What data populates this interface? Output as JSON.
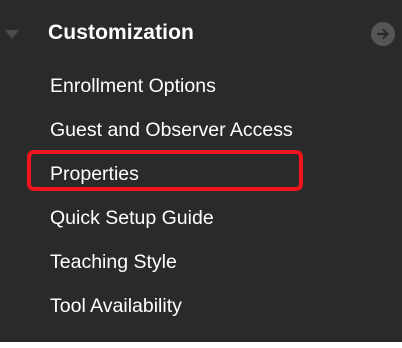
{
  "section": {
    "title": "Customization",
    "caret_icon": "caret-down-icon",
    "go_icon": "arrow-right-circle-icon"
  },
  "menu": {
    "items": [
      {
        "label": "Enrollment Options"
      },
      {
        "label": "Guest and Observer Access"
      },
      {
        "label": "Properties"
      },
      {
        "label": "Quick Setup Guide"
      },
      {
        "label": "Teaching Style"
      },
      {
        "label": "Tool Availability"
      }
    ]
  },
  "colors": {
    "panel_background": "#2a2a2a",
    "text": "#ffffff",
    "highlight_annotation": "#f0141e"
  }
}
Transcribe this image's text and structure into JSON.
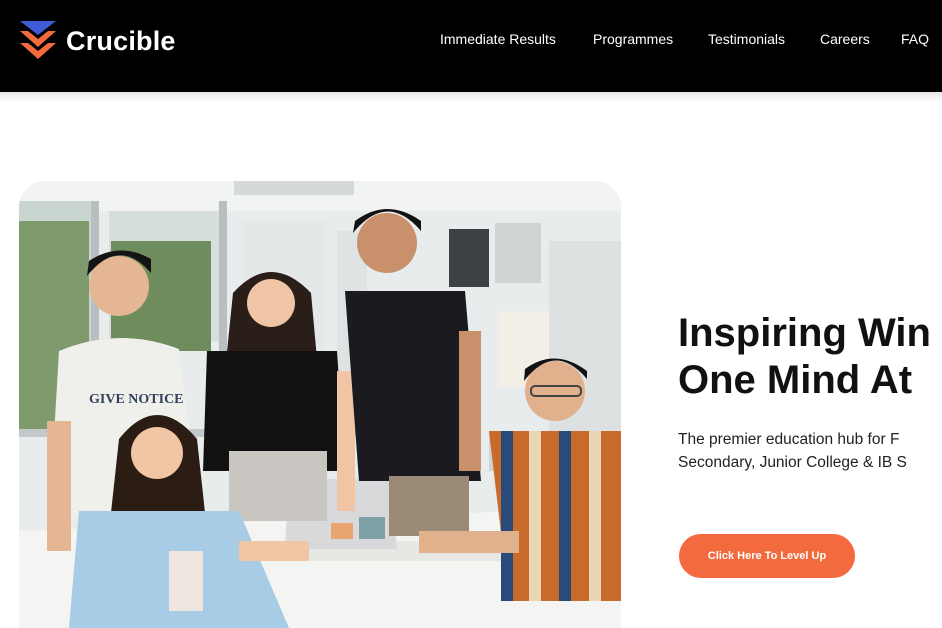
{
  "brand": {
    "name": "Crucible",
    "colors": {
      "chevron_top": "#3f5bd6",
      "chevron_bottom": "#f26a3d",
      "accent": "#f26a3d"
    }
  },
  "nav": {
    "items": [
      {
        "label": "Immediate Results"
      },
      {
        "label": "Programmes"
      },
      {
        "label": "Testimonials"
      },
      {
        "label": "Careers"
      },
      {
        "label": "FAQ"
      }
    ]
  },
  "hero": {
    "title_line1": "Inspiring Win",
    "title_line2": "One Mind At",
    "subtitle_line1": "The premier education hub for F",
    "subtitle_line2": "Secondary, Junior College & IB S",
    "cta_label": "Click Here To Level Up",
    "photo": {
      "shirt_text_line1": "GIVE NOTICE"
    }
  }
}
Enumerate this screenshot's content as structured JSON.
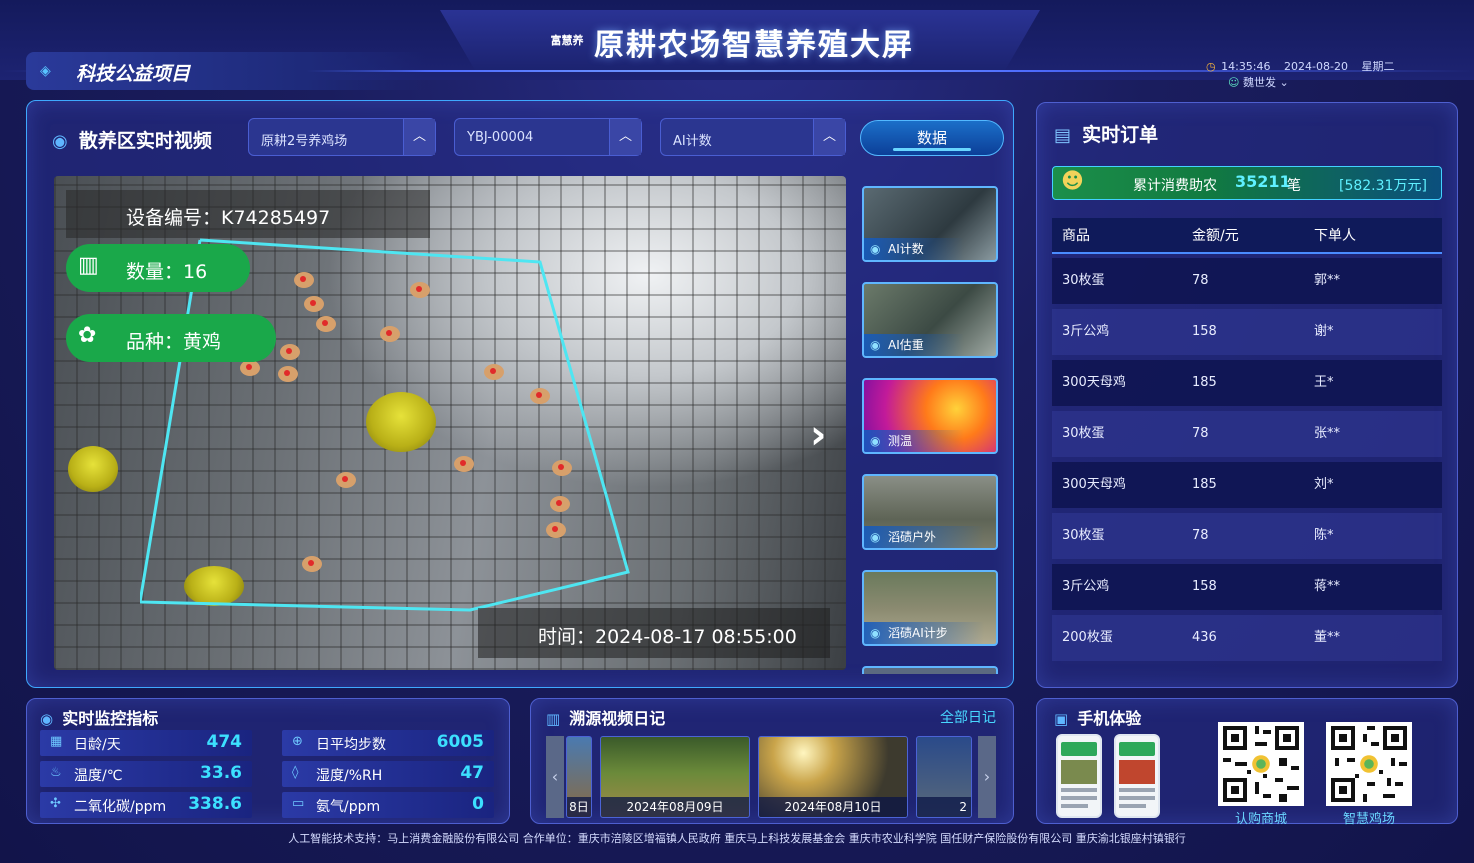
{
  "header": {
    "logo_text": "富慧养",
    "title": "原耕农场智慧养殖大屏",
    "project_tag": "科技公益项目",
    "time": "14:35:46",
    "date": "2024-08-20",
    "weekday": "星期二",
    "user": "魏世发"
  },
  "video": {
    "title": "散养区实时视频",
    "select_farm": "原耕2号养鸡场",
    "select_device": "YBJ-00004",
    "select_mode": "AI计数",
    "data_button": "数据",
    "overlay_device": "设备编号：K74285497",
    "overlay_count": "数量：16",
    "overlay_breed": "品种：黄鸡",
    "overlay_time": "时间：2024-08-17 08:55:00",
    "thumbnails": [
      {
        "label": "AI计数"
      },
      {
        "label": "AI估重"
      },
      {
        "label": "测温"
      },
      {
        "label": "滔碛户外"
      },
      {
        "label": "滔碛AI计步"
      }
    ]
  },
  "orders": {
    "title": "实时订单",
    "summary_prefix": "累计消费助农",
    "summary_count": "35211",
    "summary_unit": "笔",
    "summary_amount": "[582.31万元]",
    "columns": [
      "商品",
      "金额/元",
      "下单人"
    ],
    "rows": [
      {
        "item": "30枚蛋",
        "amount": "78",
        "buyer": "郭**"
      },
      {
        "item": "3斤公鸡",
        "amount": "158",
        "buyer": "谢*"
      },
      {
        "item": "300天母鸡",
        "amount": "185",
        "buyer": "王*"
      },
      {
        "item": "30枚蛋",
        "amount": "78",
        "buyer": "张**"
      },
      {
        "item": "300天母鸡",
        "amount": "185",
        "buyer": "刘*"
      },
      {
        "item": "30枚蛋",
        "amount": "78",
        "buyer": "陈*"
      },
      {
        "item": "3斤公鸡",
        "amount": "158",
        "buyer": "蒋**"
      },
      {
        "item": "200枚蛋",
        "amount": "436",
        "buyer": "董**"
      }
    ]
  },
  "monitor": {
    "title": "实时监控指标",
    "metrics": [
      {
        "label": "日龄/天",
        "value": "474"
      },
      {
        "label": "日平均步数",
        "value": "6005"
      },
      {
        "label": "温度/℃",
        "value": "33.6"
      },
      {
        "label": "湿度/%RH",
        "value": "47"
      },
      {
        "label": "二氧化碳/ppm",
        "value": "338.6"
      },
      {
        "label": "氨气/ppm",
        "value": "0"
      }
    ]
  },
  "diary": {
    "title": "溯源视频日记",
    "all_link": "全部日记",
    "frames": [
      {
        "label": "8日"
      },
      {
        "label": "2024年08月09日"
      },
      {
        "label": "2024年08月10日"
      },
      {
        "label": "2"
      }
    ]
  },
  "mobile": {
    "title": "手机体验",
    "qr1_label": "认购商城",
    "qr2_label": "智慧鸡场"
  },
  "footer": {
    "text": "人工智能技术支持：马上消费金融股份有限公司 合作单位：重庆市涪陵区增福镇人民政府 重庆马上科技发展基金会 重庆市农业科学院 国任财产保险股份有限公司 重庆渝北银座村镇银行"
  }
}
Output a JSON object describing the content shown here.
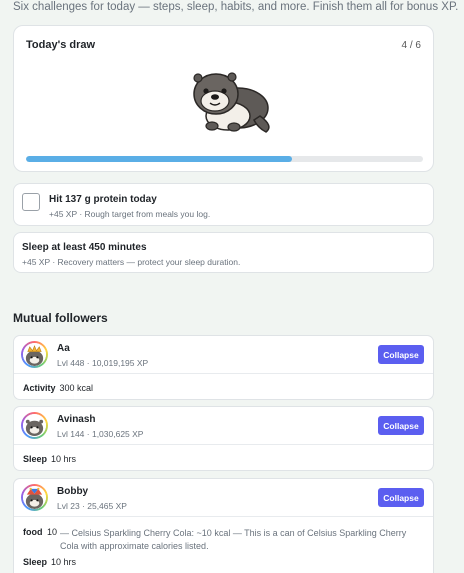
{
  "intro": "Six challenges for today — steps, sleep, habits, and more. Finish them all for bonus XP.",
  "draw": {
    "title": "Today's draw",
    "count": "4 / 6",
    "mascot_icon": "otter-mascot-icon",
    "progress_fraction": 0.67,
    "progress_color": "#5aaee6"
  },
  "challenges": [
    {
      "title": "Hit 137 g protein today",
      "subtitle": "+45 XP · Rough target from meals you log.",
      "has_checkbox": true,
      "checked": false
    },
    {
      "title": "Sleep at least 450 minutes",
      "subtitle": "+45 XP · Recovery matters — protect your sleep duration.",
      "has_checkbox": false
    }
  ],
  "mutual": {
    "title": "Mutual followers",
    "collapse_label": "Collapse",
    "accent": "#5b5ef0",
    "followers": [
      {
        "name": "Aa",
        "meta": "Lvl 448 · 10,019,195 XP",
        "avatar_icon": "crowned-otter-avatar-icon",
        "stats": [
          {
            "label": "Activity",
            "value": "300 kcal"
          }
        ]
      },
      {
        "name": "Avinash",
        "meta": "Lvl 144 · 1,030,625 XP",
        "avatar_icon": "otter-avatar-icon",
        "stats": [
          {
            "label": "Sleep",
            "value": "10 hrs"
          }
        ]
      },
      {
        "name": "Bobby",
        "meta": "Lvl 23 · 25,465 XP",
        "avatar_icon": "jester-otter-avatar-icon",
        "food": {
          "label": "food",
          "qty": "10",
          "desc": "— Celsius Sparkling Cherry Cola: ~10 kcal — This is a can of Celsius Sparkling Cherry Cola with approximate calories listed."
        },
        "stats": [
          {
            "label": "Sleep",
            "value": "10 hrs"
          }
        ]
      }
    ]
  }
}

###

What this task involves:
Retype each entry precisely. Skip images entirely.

Solution to this exercise:
What data populates this interface? Output as JSON.
{
  "section": {
    "title": "Customization",
    "caret_icon": "caret-down-icon",
    "go_icon": "arrow-right-circle-icon"
  },
  "menu": {
    "items": [
      {
        "label": "Enrollment Options"
      },
      {
        "label": "Guest and Observer Access"
      },
      {
        "label": "Properties"
      },
      {
        "label": "Quick Setup Guide"
      },
      {
        "label": "Teaching Style"
      },
      {
        "label": "Tool Availability"
      }
    ]
  },
  "colors": {
    "panel_background": "#2a2a2a",
    "text": "#ffffff",
    "highlight_annotation": "#f0141e"
  }
}
Transcribe this image's text and structure into JSON.
{
  "brand": {
    "name": "Crucible",
    "colors": {
      "chevron_top": "#3f5bd6",
      "chevron_bottom": "#f26a3d",
      "accent": "#f26a3d"
    }
  },
  "nav": {
    "items": [
      {
        "label": "Immediate Results"
      },
      {
        "label": "Programmes"
      },
      {
        "label": "Testimonials"
      },
      {
        "label": "Careers"
      },
      {
        "label": "FAQ"
      }
    ]
  },
  "hero": {
    "title_line1": "Inspiring Win",
    "title_line2": "One Mind At",
    "subtitle_line1": "The premier education hub for F",
    "subtitle_line2": "Secondary, Junior College & IB S",
    "cta_label": "Click Here To Level Up",
    "photo": {
      "shirt_text_line1": "GIVE NOTICE"
    }
  }
}
Enumerate this screenshot's content as structured JSON.
{
  "header": {
    "logo_text": "富慧养",
    "title": "原耕农场智慧养殖大屏",
    "project_tag": "科技公益项目",
    "time": "14:35:46",
    "date": "2024-08-20",
    "weekday": "星期二",
    "user": "魏世发"
  },
  "video": {
    "title": "散养区实时视频",
    "select_farm": "原耕2号养鸡场",
    "select_device": "YBJ-00004",
    "select_mode": "AI计数",
    "data_button": "数据",
    "overlay_device": "设备编号：K74285497",
    "overlay_count": "数量：16",
    "overlay_breed": "品种：黄鸡",
    "overlay_time": "时间：2024-08-17 08:55:00",
    "thumbnails": [
      {
        "label": "AI计数"
      },
      {
        "label": "AI估重"
      },
      {
        "label": "测温"
      },
      {
        "label": "滔碛户外"
      },
      {
        "label": "滔碛AI计步"
      }
    ]
  },
  "orders": {
    "title": "实时订单",
    "summary_prefix": "累计消费助农",
    "summary_count": "35211",
    "summary_unit": "笔",
    "summary_amount": "[582.31万元]",
    "columns": [
      "商品",
      "金额/元",
      "下单人"
    ],
    "rows": [
      {
        "item": "30枚蛋",
        "amount": "78",
        "buyer": "郭**"
      },
      {
        "item": "3斤公鸡",
        "amount": "158",
        "buyer": "谢*"
      },
      {
        "item": "300天母鸡",
        "amount": "185",
        "buyer": "王*"
      },
      {
        "item": "30枚蛋",
        "amount": "78",
        "buyer": "张**"
      },
      {
        "item": "300天母鸡",
        "amount": "185",
        "buyer": "刘*"
      },
      {
        "item": "30枚蛋",
        "amount": "78",
        "buyer": "陈*"
      },
      {
        "item": "3斤公鸡",
        "amount": "158",
        "buyer": "蒋**"
      },
      {
        "item": "200枚蛋",
        "amount": "436",
        "buyer": "董**"
      }
    ]
  },
  "monitor": {
    "title": "实时监控指标",
    "metrics": [
      {
        "label": "日龄/天",
        "value": "474"
      },
      {
        "label": "日平均步数",
        "value": "6005"
      },
      {
        "label": "温度/℃",
        "value": "33.6"
      },
      {
        "label": "湿度/%RH",
        "value": "47"
      },
      {
        "label": "二氧化碳/ppm",
        "value": "338.6"
      },
      {
        "label": "氨气/ppm",
        "value": "0"
      }
    ]
  },
  "diary": {
    "title": "溯源视频日记",
    "all_link": "全部日记",
    "frames": [
      {
        "label": "8日"
      },
      {
        "label": "2024年08月09日"
      },
      {
        "label": "2024年08月10日"
      },
      {
        "label": "2"
      }
    ]
  },
  "mobile": {
    "title": "手机体验",
    "qr1_label": "认购商城",
    "qr2_label": "智慧鸡场"
  },
  "footer": {
    "text": "人工智能技术支持：马上消费金融股份有限公司 合作单位：重庆市涪陵区增福镇人民政府 重庆马上科技发展基金会 重庆市农业科学院 国任财产保险股份有限公司 重庆渝北银座村镇银行"
  }
}
Output a JSON object describing the content shown here.
{
  "intro": "Six challenges for today — steps, sleep, habits, and more. Finish them all for bonus XP.",
  "draw": {
    "title": "Today's draw",
    "count": "4 / 6",
    "mascot_icon": "otter-mascot-icon",
    "progress_fraction": 0.67,
    "progress_color": "#5aaee6"
  },
  "challenges": [
    {
      "title": "Hit 137 g protein today",
      "subtitle": "+45 XP · Rough target from meals you log.",
      "has_checkbox": true,
      "checked": false
    },
    {
      "title": "Sleep at least 450 minutes",
      "subtitle": "+45 XP · Recovery matters — protect your sleep duration.",
      "has_checkbox": false
    }
  ],
  "mutual": {
    "title": "Mutual followers",
    "collapse_label": "Collapse",
    "accent": "#5b5ef0",
    "followers": [
      {
        "name": "Aa",
        "meta": "Lvl 448 · 10,019,195 XP",
        "avatar_icon": "crowned-otter-avatar-icon",
        "stats": [
          {
            "label": "Activity",
            "value": "300 kcal"
          }
        ]
      },
      {
        "name": "Avinash",
        "meta": "Lvl 144 · 1,030,625 XP",
        "avatar_icon": "otter-avatar-icon",
        "stats": [
          {
            "label": "Sleep",
            "value": "10 hrs"
          }
        ]
      },
      {
        "name": "Bobby",
        "meta": "Lvl 23 · 25,465 XP",
        "avatar_icon": "jester-otter-avatar-icon",
        "food": {
          "label": "food",
          "qty": "10",
          "desc": "— Celsius Sparkling Cherry Cola: ~10 kcal — This is a can of Celsius Sparkling Cherry Cola with approximate calories listed."
        },
        "stats": [
          {
            "label": "Sleep",
            "value": "10 hrs"
          }
        ]
      }
    ]
  }
}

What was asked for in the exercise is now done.